● **Data shown**

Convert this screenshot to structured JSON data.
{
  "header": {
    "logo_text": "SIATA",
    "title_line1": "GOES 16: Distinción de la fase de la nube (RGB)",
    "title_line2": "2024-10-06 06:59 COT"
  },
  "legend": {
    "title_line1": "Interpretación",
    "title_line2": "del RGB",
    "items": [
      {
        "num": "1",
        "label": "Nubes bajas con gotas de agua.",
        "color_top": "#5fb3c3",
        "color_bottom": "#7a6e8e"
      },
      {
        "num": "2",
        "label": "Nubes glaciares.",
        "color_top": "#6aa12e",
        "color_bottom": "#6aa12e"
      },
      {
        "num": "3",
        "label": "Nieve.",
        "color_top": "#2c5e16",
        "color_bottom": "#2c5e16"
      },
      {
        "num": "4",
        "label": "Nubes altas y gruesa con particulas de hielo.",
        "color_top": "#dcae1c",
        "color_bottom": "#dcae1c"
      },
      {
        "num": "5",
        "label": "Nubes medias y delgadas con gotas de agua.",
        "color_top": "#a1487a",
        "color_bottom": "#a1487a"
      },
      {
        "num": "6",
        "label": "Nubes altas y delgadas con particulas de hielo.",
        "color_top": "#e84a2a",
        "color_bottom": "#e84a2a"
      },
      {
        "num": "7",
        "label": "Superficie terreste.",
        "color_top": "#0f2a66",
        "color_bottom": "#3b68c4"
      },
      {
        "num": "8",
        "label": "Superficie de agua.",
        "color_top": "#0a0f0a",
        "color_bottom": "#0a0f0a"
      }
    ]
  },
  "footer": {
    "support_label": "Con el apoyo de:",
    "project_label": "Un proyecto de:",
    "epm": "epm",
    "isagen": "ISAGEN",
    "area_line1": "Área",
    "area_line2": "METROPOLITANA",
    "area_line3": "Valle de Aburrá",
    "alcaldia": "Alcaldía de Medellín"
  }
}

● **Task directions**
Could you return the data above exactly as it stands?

● **Answer**
Convert this screenshot to structured JSON data.
{
  "header": {
    "logo_text": "SIATA",
    "title_line1": "GOES 16: Distinción de la fase de la nube (RGB)",
    "title_line2": "2024-10-06 06:59 COT"
  },
  "legend": {
    "title_line1": "Interpretación",
    "title_line2": "del RGB",
    "items": [
      {
        "num": "1",
        "label": "Nubes bajas con gotas de agua.",
        "color_top": "#5fb3c3",
        "color_bottom": "#7a6e8e"
      },
      {
        "num": "2",
        "label": "Nubes glaciares.",
        "color_top": "#6aa12e",
        "color_bottom": "#6aa12e"
      },
      {
        "num": "3",
        "label": "Nieve.",
        "color_top": "#2c5e16",
        "color_bottom": "#2c5e16"
      },
      {
        "num": "4",
        "label": "Nubes altas y gruesa con particulas de hielo.",
        "color_top": "#dcae1c",
        "color_bottom": "#dcae1c"
      },
      {
        "num": "5",
        "label": "Nubes medias y delgadas con gotas de agua.",
        "color_top": "#a1487a",
        "color_bottom": "#a1487a"
      },
      {
        "num": "6",
        "label": "Nubes altas y delgadas con particulas de hielo.",
        "color_top": "#e84a2a",
        "color_bottom": "#e84a2a"
      },
      {
        "num": "7",
        "label": "Superficie terreste.",
        "color_top": "#0f2a66",
        "color_bottom": "#3b68c4"
      },
      {
        "num": "8",
        "label": "Superficie de agua.",
        "color_top": "#0a0f0a",
        "color_bottom": "#0a0f0a"
      }
    ]
  },
  "footer": {
    "support_label": "Con el apoyo de:",
    "project_label": "Un proyecto de:",
    "epm": "epm",
    "isagen": "ISAGEN",
    "area_line1": "Área",
    "area_line2": "METROPOLITANA",
    "area_line3": "Valle de Aburrá",
    "alcaldia": "Alcaldía de Medellín"
  }
}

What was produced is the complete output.